→ Your assignment: Word for word, retype the entire listing.

→ Extracted records:

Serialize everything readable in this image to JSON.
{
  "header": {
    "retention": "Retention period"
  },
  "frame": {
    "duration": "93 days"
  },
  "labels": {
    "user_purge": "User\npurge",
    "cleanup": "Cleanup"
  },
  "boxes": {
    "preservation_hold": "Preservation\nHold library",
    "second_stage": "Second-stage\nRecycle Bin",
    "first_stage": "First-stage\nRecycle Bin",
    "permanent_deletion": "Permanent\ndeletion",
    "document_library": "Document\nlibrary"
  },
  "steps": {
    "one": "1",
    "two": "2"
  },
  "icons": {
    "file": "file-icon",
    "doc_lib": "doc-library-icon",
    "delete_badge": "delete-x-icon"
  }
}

→ Task output:
Serialize everything readable in this image to JSON.
{
  "header": {
    "retention": "Retention period"
  },
  "frame": {
    "duration": "93 days"
  },
  "labels": {
    "user_purge": "User\npurge",
    "cleanup": "Cleanup"
  },
  "boxes": {
    "preservation_hold": "Preservation\nHold library",
    "second_stage": "Second-stage\nRecycle Bin",
    "first_stage": "First-stage\nRecycle Bin",
    "permanent_deletion": "Permanent\ndeletion",
    "document_library": "Document\nlibrary"
  },
  "steps": {
    "one": "1",
    "two": "2"
  },
  "icons": {
    "file": "file-icon",
    "doc_lib": "doc-library-icon",
    "delete_badge": "delete-x-icon"
  }
}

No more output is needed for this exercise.